Hann Baykeeper believes that there is no more important human or civil right than the right to clean water. Pollution is a theft of critical resources from individuals and communities. Around the world, the institutions charged with protecting citizens and waterways often fail to respond to threats imposed by local industry, development and now powerful multinational corporations. When government and industry fail to act as guardians, citizens must rise up and demand their right to clean water. Hann Baykeeper has chosen to rise up and be the voice of its community and Hann Bay.
Hann Baykeeper takes personal responsibility for the health of our bay. Today, Hann Baykeeper is a strong organization – under the leadership of Hann Baykeeper Mouhamadou Diol and Executive Director Mbacke Seck – that works alongside ASC Yarakh, a cultural organization for the people of Hann Village and Hann Baykeeper’s founding organization.

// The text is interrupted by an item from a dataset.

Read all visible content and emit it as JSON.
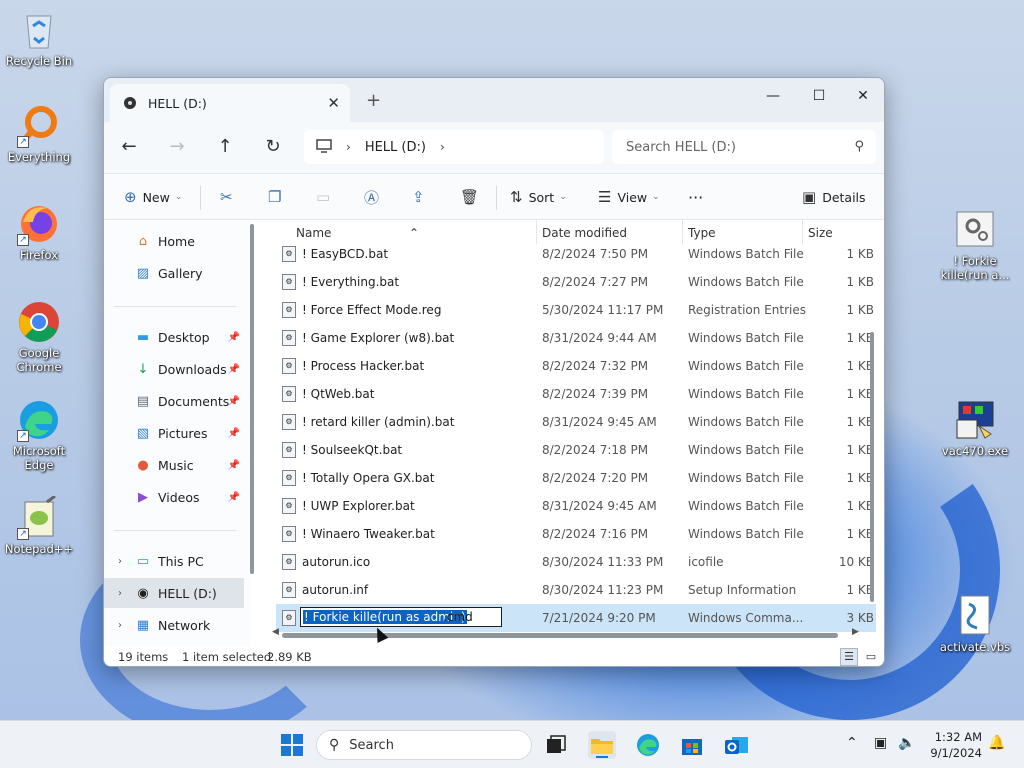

The Baykeeper is a highly visible citizen activist who patrols and protects Hann Bay and engages the community to effect solutions to pollution problems. The Baykeeper has confronted city officials and the mayor about the city’s responsibility to protect the health of the people.
Hann Bay suffers from numerous industrial discharges, urban wastewater discharges, illegal rubbish dumps, sanctioned rubbish dumps, and more. Fishing is now prohibited in the bay and government has failed to enforce laws. The community is losing its connection to this important resource.
The pollution in the bay has jeopardized both humans and wildlife. Industrial waste comes from various spots, such as an oil refinery, a meat processing plant on the bay, and a food dye plant. Raw, untreated sewage enters the bay from the city of Dakar. The government must stop turning a blind eye to the health and welfare of Hann Village, shut down the sewage canals, and divert the waste to an existing, under-capacity treatment facility.